Brookline overwhelmingly passes bylaw to ban use of oil & gas in new buildings

BROOKLINE, Mass. — On Wednesday night Brookline voted to become the first town in Massachusetts to ban the use of fossil fuels in new buildings. A new bylaw will push residents and businesses away from oil and gas.

With almost no opposition, the town of Brookline overwhelmingly voted to ban oil and gas piping from most future construction projects.

"We have got to cut emissions dramatically, which means we've got to cut emissions from our buildings," said State Rep. Tommy Vitolo of the 15th Norfolk District.

Under the town's bylaw, new buildings will now be required to use electricity for heat, hot water and appliances.

"I'm very concerned about the future for my children," said Lisa Cunningham, a town meeting member and one of the 207 who voted to support Article 21.

Brookline has set goal to reduce its carbon emissions to zero by 2050. Supporters of the new bylaw say electric buildings are healthier, cost about the same and can operate right away with zero emissions, if consumers use renewable energy.

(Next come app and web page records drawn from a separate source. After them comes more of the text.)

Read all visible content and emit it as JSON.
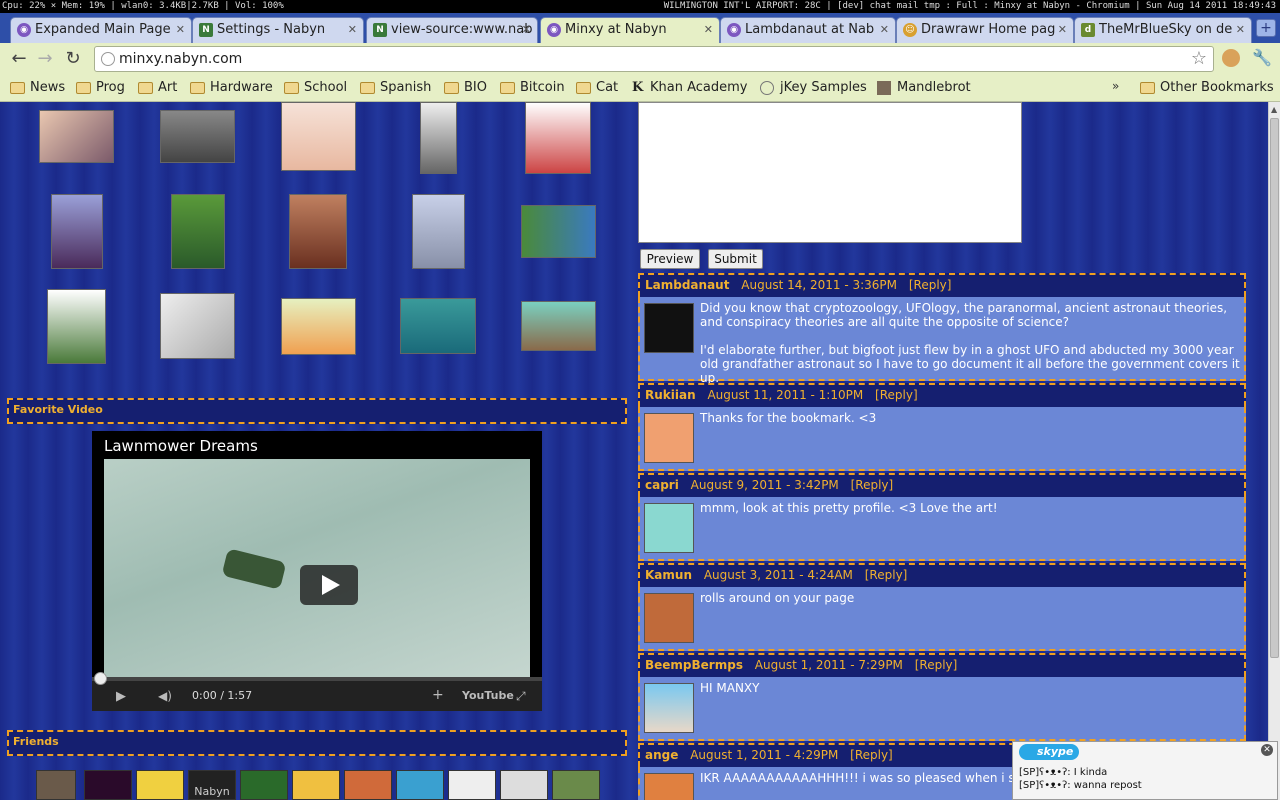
{
  "statusbar": {
    "left": "Cpu: 22% × Mem: 19% | wlan0: 3.4KB|2.7KB | Vol: 100%",
    "right": "WILMINGTON INT'L AIRPORT: 28C | [dev] chat mail tmp : Full : Minxy at Nabyn - Chromium | Sun Aug 14 2011 18:49:43"
  },
  "tabs": [
    {
      "label": "Expanded Main Page",
      "icon": "globe-icon"
    },
    {
      "label": "Settings - Nabyn",
      "icon": "nabyn-icon"
    },
    {
      "label": "view-source:www.nab",
      "icon": "nabyn-icon"
    },
    {
      "label": "Minxy at Nabyn",
      "icon": "globe-icon"
    },
    {
      "label": "Lambdanaut at Nab",
      "icon": "globe-icon"
    },
    {
      "label": "Drawrawr Home pag",
      "icon": "drawrawr-icon"
    },
    {
      "label": "TheMrBlueSky on de",
      "icon": "deviantart-icon"
    }
  ],
  "address": {
    "url": "minxy.nabyn.com"
  },
  "bookmarks": [
    {
      "label": "News",
      "icon": "folder"
    },
    {
      "label": "Prog",
      "icon": "folder"
    },
    {
      "label": "Art",
      "icon": "folder"
    },
    {
      "label": "Hardware",
      "icon": "folder"
    },
    {
      "label": "School",
      "icon": "folder"
    },
    {
      "label": "Spanish",
      "icon": "folder"
    },
    {
      "label": "BIO",
      "icon": "folder"
    },
    {
      "label": "Bitcoin",
      "icon": "folder"
    },
    {
      "label": "Cat",
      "icon": "folder"
    },
    {
      "label": "Khan Academy",
      "icon": "khan"
    },
    {
      "label": "jKey Samples",
      "icon": "globe"
    },
    {
      "label": "Mandlebrot",
      "icon": "image"
    }
  ],
  "other_bookmarks": "Other Bookmarks",
  "bookmarks_overflow": "»",
  "favorite_video": {
    "heading": "Favorite Video",
    "title": "Lawnmower Dreams",
    "time": "0:00 / 1:57"
  },
  "friends": {
    "heading": "Friends",
    "nabyn_label": "Nabyn"
  },
  "form": {
    "preview": "Preview",
    "submit": "Submit"
  },
  "comments": [
    {
      "name": "Lambdanaut",
      "date": "August 14, 2011 - 3:36PM",
      "reply": "[Reply]",
      "text1": "Did you know that cryptozoology, UFOlogy, the paranormal, ancient astronaut theories, and conspiracy theories are all quite the opposite of science?",
      "text2": "I'd elaborate further, but bigfoot just flew by in a ghost UFO and abducted my 3000 year old grandfather astronaut so I have to go document it all before the government covers it up."
    },
    {
      "name": "Rukiian",
      "date": "August 11, 2011 - 1:10PM",
      "reply": "[Reply]",
      "text1": "Thanks for the bookmark. <3"
    },
    {
      "name": "capri",
      "date": "August 9, 2011 - 3:42PM",
      "reply": "[Reply]",
      "text1": "mmm, look at this pretty profile. <3 Love the art!"
    },
    {
      "name": "Kamun",
      "date": "August 3, 2011 - 4:24AM",
      "reply": "[Reply]",
      "text1": "rolls around on your page"
    },
    {
      "name": "BeempBermps",
      "date": "August 1, 2011 - 7:29PM",
      "reply": "[Reply]",
      "text1": "HI MANXY"
    },
    {
      "name": "ange",
      "date": "August 1, 2011 - 4:29PM",
      "reply": "[Reply]",
      "text1": "IKR AAAAAAAAAAAHHH!!! i was so pleased when i saw yo"
    }
  ],
  "skype": {
    "brand": "skype",
    "line1": "[SP]ʕ•ᴥ•ʔ: I kinda",
    "line2": "[SP]ʕ•ᴥ•ʔ: wanna repost"
  }
}
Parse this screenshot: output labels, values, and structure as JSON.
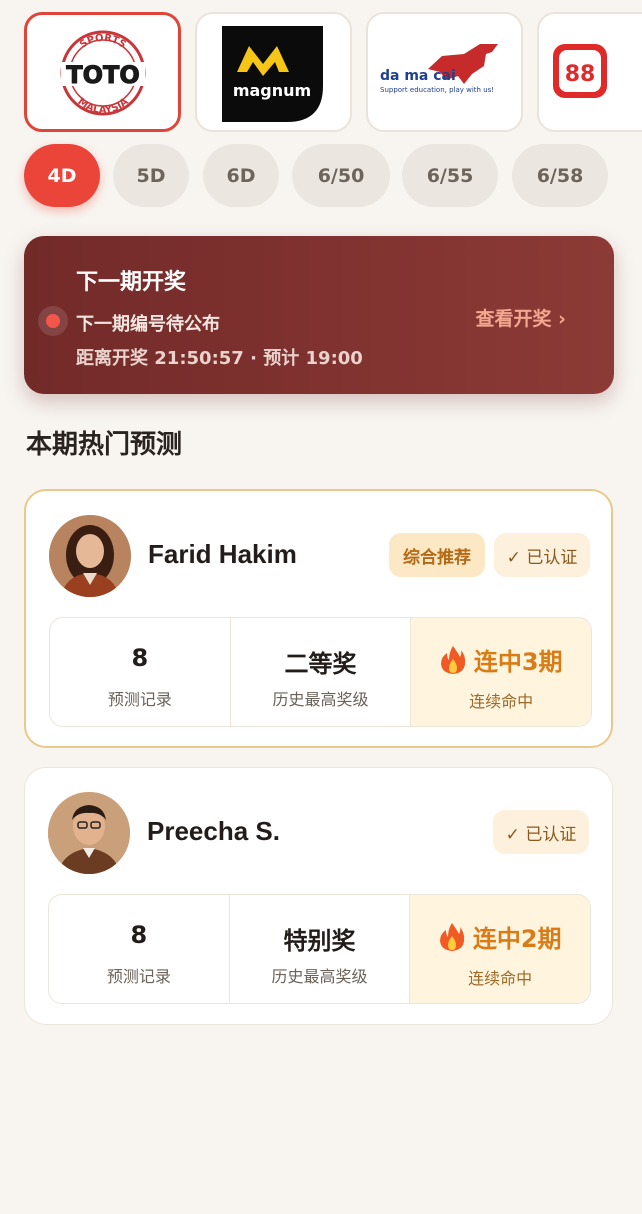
{
  "operators": [
    {
      "name": "toto-logo",
      "text_top": "SPORTS",
      "text_main": "TOTO",
      "text_bottom": "MALAYSIA"
    },
    {
      "name": "magnum-logo",
      "text_main": "magnum"
    },
    {
      "name": "damacai-logo",
      "text_main": "da ma cai",
      "tagline": "Support education, play with us!"
    },
    {
      "name": "88-logo",
      "text_main": "88"
    }
  ],
  "game_types": [
    "4D",
    "5D",
    "6D",
    "6/50",
    "6/55",
    "6/58"
  ],
  "active_game": "4D",
  "next_draw": {
    "title": "下一期开奖",
    "subtitle": "下一期编号待公布",
    "countdown_label": "距离开奖",
    "countdown": "21:50:57",
    "separator": "·",
    "scheduled_label": "预计",
    "scheduled_time": "19:00",
    "link_label": "查看开奖 ›"
  },
  "section_title": "本期热门预测",
  "predictors": [
    {
      "name": "Farid Hakim",
      "badges": [
        "综合推荐",
        "✓ 已认证"
      ],
      "stats": {
        "records_value": "8",
        "records_label": "预测记录",
        "best_value": "二等奖",
        "best_label": "历史最高奖级",
        "streak_value": "连中3期",
        "streak_label": "连续命中"
      }
    },
    {
      "name": "Preecha S.",
      "badges": [
        "✓ 已认证"
      ],
      "stats": {
        "records_value": "8",
        "records_label": "预测记录",
        "best_value": "特别奖",
        "best_label": "历史最高奖级",
        "streak_value": "连中2期",
        "streak_label": "连续命中"
      }
    }
  ],
  "colors": {
    "accent": "#eb4439",
    "banner": "#7a2f2d",
    "streak": "#d97c16",
    "featured_border": "#e8c98a"
  }
}
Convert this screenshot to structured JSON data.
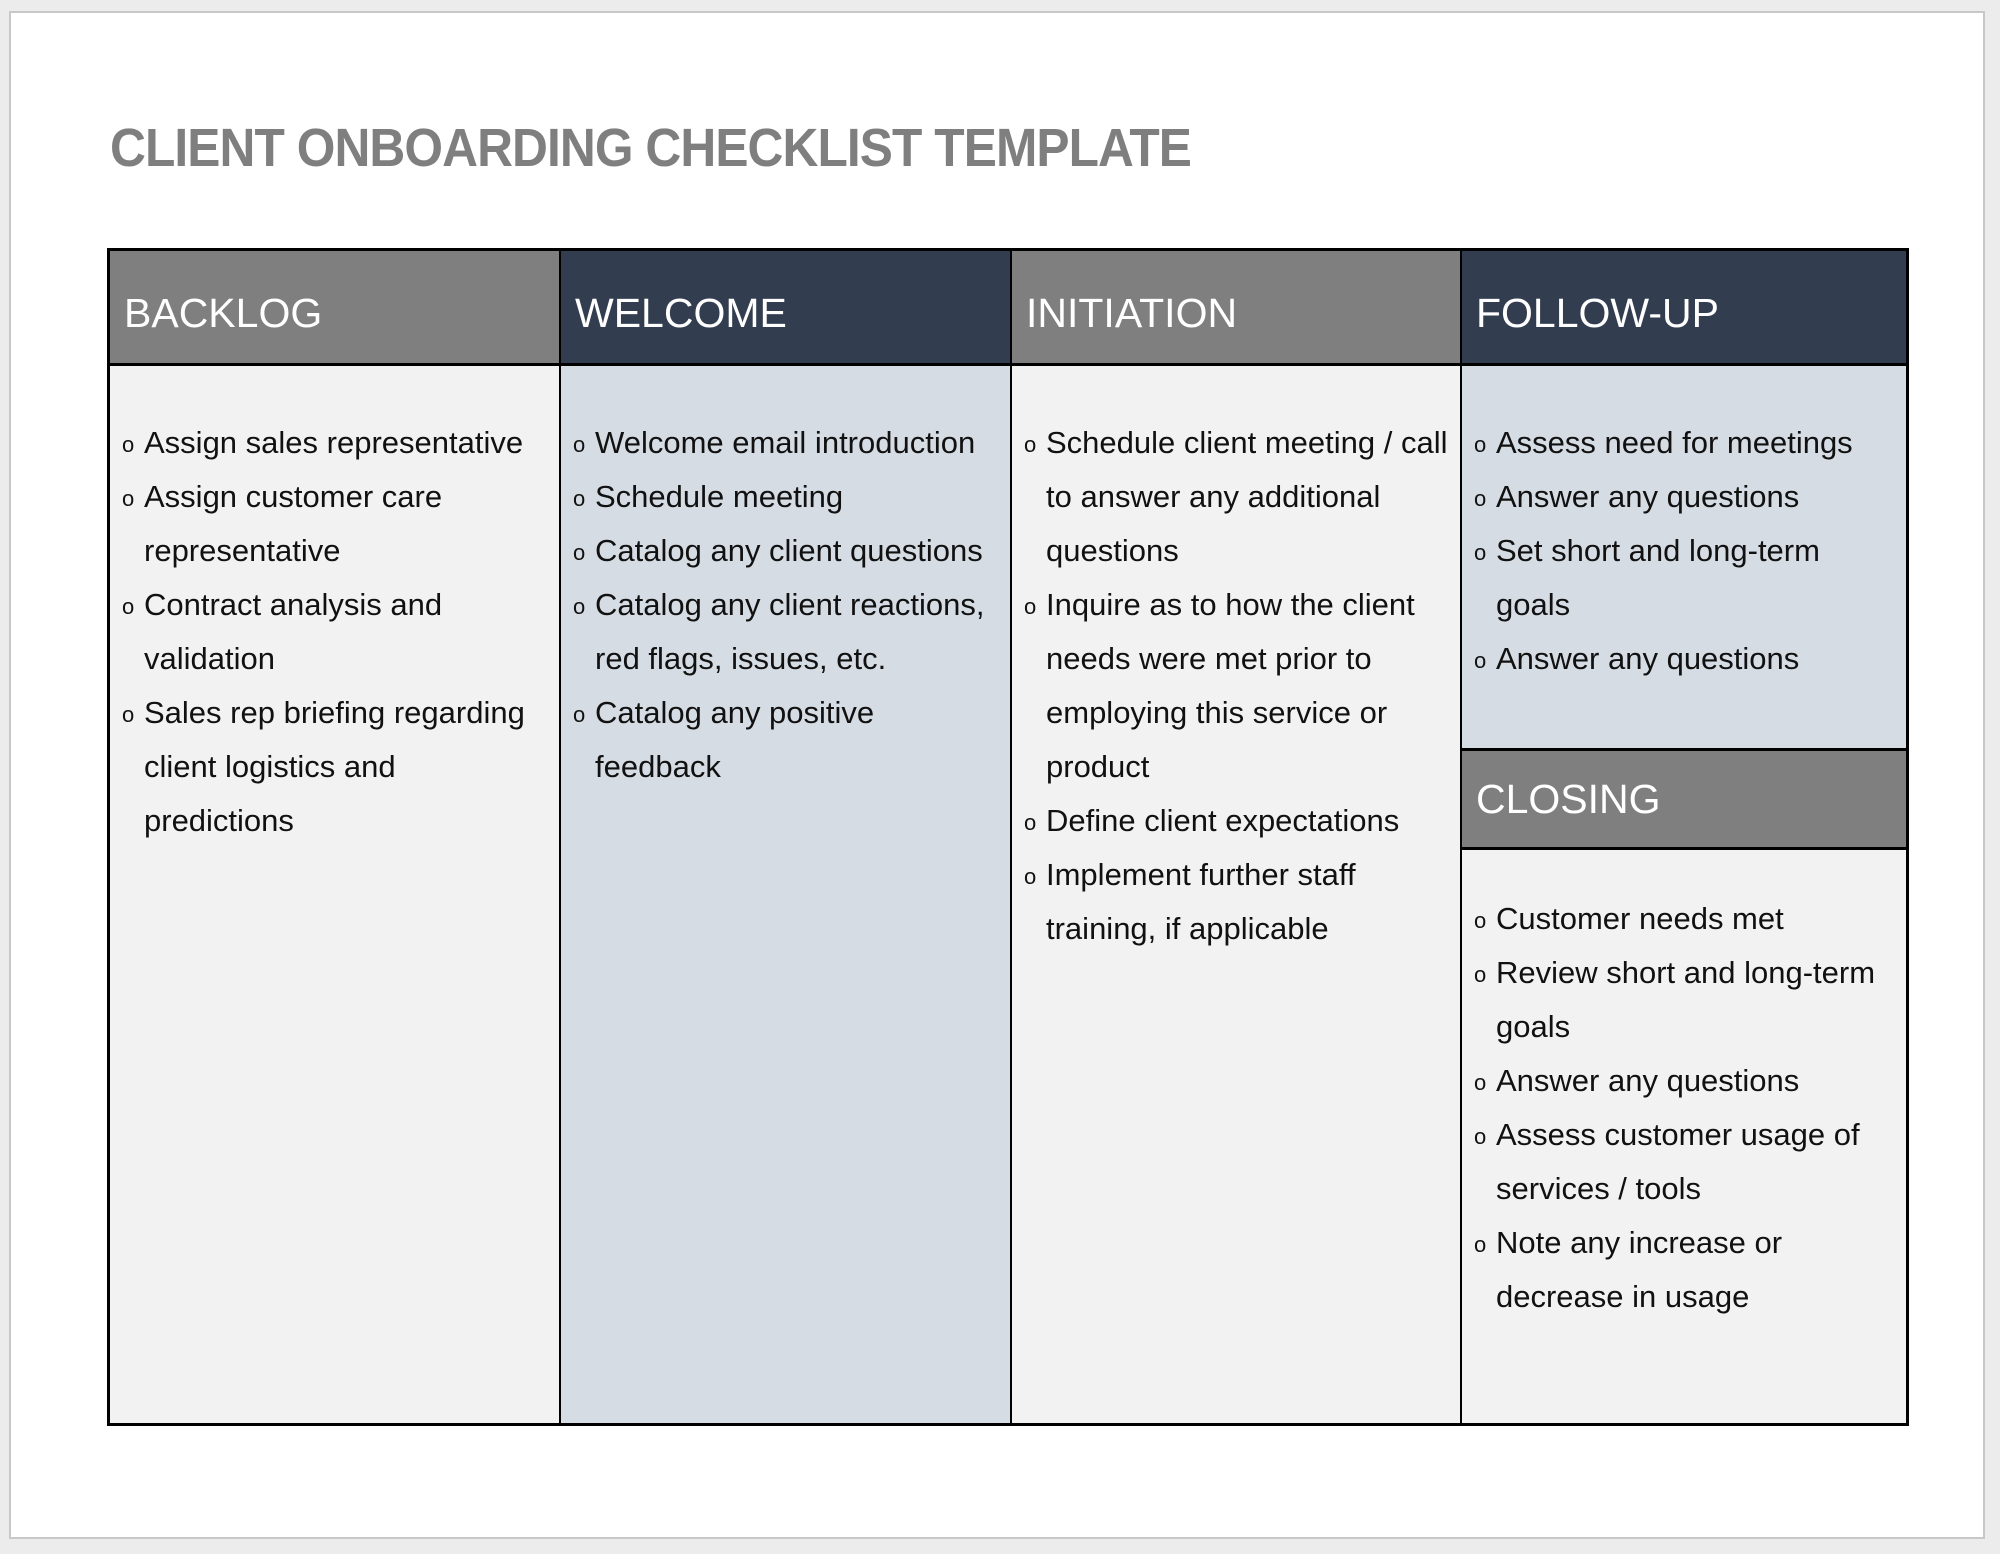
{
  "document": {
    "title": "CLIENT ONBOARDING CHECKLIST TEMPLATE"
  },
  "colors": {
    "header_gray": "#7f7f7f",
    "header_navy": "#323e50",
    "body_light": "#f2f2f2",
    "body_blue": "#d6dce4",
    "title_gray": "#7f7f7f"
  },
  "bullet_icon": "o",
  "columns": [
    {
      "heading": "BACKLOG",
      "items": [
        "Assign sales representative",
        "Assign customer care representative",
        "Contract analysis and validation",
        "Sales rep briefing regarding client logistics and predictions"
      ]
    },
    {
      "heading": "WELCOME",
      "items": [
        "Welcome email introduction",
        "Schedule meeting",
        "Catalog any client questions",
        "Catalog any client reactions, red flags, issues, etc.",
        "Catalog any positive feedback"
      ]
    },
    {
      "heading": "INITIATION",
      "items": [
        "Schedule client meeting / call to answer any additional questions",
        "Inquire as to how the client needs were met prior to employing this service or product",
        "Define client expectations",
        "Implement further staff training, if applicable"
      ]
    },
    {
      "heading": "FOLLOW-UP",
      "items": [
        "Assess need for meetings",
        "Answer any questions",
        "Set short and long-term goals",
        "Answer any questions"
      ]
    },
    {
      "heading": "CLOSING",
      "items": [
        "Customer needs met",
        "Review short and long-term goals",
        "Answer any questions",
        "Assess customer usage of services / tools",
        "Note any increase or decrease in usage"
      ]
    }
  ]
}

"We don't feel we're taking the choice away," Cunningham said when asked if the bylaw removes the choice from consumers. “We feel we're actually giving the consumer a better choice."

Related: Brookline Police arrest 21-year-old in connection to fatal park stabbing

"I think it's progress," said Dirk Hackbargh of Brookline. "It's a tradeoff, I think, because electricity is made somewhere, right? If it's not solar or environmentally friendly, it's just [moving] the pollution from one location to another."

"We have to start proactively doing something to help the environment," said Gabby Fillion of Brookline. "I think it's one step at a time. Someone has to be the first, so why not us?"

One business not excited about Brookline's move is National Grid, which provides natural gas to Brookline.

On Wednesday a spokesperson said in a statement:

We disagree that the imperative to decarbonize the heating sector should be framed as an absolute prohibition on the continued use of natural gas in the short term. As we have seen from our experience, there are thousands of customers who want to select the option of natural gas and the benefits it provides.

The bylaw still needs to be approved by the Massachusetts Attorney General's Office.